Trying to breath after 4 days of hard racing...
 I was happy to have held off the leaders for the day as within 5 minutes it seemed most of the front-runners were sprinting in.  The finish area started heaving with people and I found a spot on the grass to watch all the action.  After everyone finished, we had the awards ceremony, and amazingly enough I held in there to finish third in the women's category.  Although there was no photo finish needed, as I was over 4 hours behind Sally in 2nd and 6 hours ahead of Ruth in 4th. 

From left to right:  Sally Ozanne (2nd), Fiona McBryde (1st), Dawn Westrum (3rd)
Stage 4 results are here      Overall results are here  

After I got home, I did some race analysis, and figured out that of 4-5 hours I lost to the women ahead of me, one full hour of it was in transition!  Ouch!!  I thought I had been getting through tranisition pretty fast, and Rob was starting to get the hang of it by the last couple of days.  But I'll have to get faster at those for sure.

My Excel Spreadsheet of all the results + transition times is here

Also lost quite a bit of time on the kayak as I was using a plastic sea kayak and the fast competitors all had surf skis.  Probably lost another hour or two there.  Also lost quite a bit of time on the run sections but no excuses, I guess they are just faster than me as I came into the race as fit as I had every been.   Was psyched that I kept up with them on the biking sections for the most part. 

Most happy that I never got lost, didn't have a flat, didn't get injured, and Rob never got lost either!   Never ever expected to win, was really just hoping to finish, so the 3rd place was just extra credit.  This was a my longest race ever, but I finished feeling pretty strong and confident, so definitely already looking ahead to to the 2 day non-stop Swift and 4-5 day Sting in Sterling next year! 

But most of all, really just enjoyed every minute of my journey across England!
Rob and I both happy to reach the finish line!

The Team winners

From Sea to Sea on the Coast to Coast....


  1. Flippin' brilliant result, Dawn. Your multi-disciplinary endurance escapades are making me jealous. Trouble is I don't like water! Sounds strange from someone who lives in such a wet climate?
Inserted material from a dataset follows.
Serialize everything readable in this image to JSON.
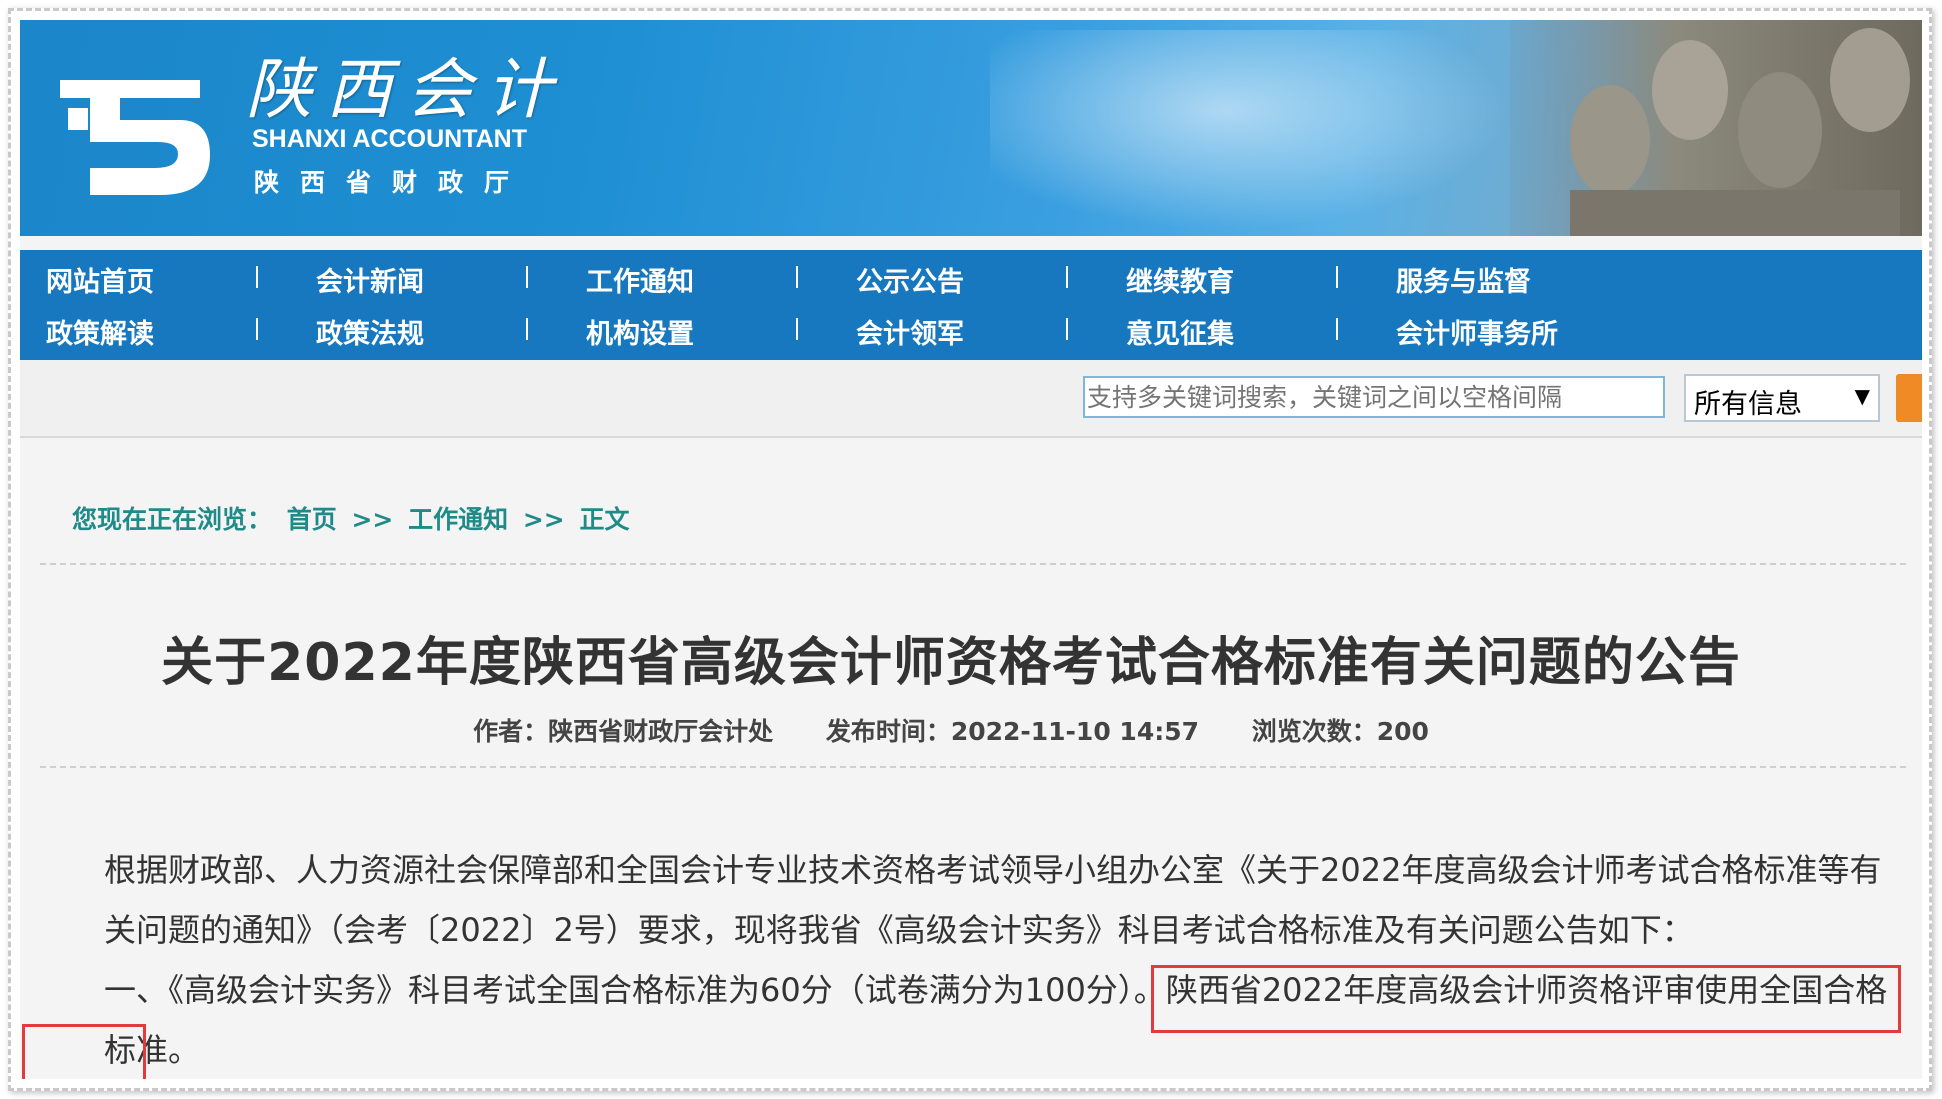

  2. Nick, you notice that I've switched from swimming to kayaking, so I can stay (mostly) on top of the water rather than in it! Not a big fan of cold water myself... But whatever I'm doing, I love seeing the beautiful scenery of the country, it keeps me going!